### EXERCISE REQUIREMENTS
Retype every entry word for word. Omit the pictures.

### RECORDS
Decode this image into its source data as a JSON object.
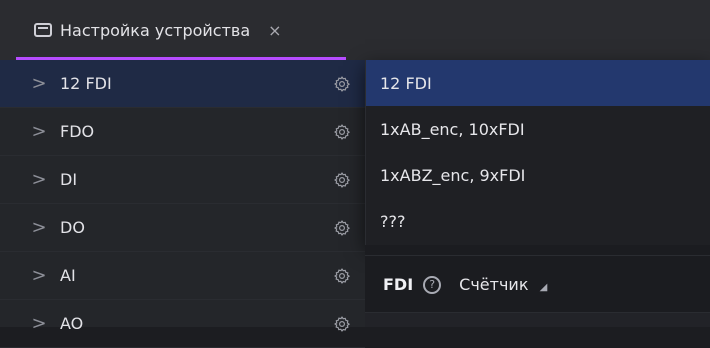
{
  "tab": {
    "icon": "window-icon",
    "title": "Настройка устройства",
    "close": "×"
  },
  "sidebar": {
    "items": [
      {
        "label": "12 FDI",
        "active": true
      },
      {
        "label": "FDO"
      },
      {
        "label": "DI"
      },
      {
        "label": "DO"
      },
      {
        "label": "AI"
      },
      {
        "label": "AO"
      }
    ],
    "chevron": ">"
  },
  "dropdown": {
    "options": [
      {
        "label": "12 FDI",
        "selected": true
      },
      {
        "label": "1xAB_enc, 10xFDI"
      },
      {
        "label": "1xABZ_enc, 9xFDI"
      },
      {
        "label": "???"
      }
    ]
  },
  "panel": {
    "title": "FDI",
    "help_glyph": "?",
    "counter_label": "Счётчик"
  },
  "colors": {
    "accent_underline": "#b64cff",
    "selected_option": "#23386e",
    "active_sidebar": "#1f2a45"
  }
}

### RESULT FOR THIS TASK
Decode this image into its source data as a JSON object.
{
  "tab": {
    "icon": "window-icon",
    "title": "Настройка устройства",
    "close": "×"
  },
  "sidebar": {
    "items": [
      {
        "label": "12 FDI",
        "active": true
      },
      {
        "label": "FDO"
      },
      {
        "label": "DI"
      },
      {
        "label": "DO"
      },
      {
        "label": "AI"
      },
      {
        "label": "AO"
      }
    ],
    "chevron": ">"
  },
  "dropdown": {
    "options": [
      {
        "label": "12 FDI",
        "selected": true
      },
      {
        "label": "1xAB_enc, 10xFDI"
      },
      {
        "label": "1xABZ_enc, 9xFDI"
      },
      {
        "label": "???"
      }
    ]
  },
  "panel": {
    "title": "FDI",
    "help_glyph": "?",
    "counter_label": "Счётчик"
  },
  "colors": {
    "accent_underline": "#b64cff",
    "selected_option": "#23386e",
    "active_sidebar": "#1f2a45"
  }
}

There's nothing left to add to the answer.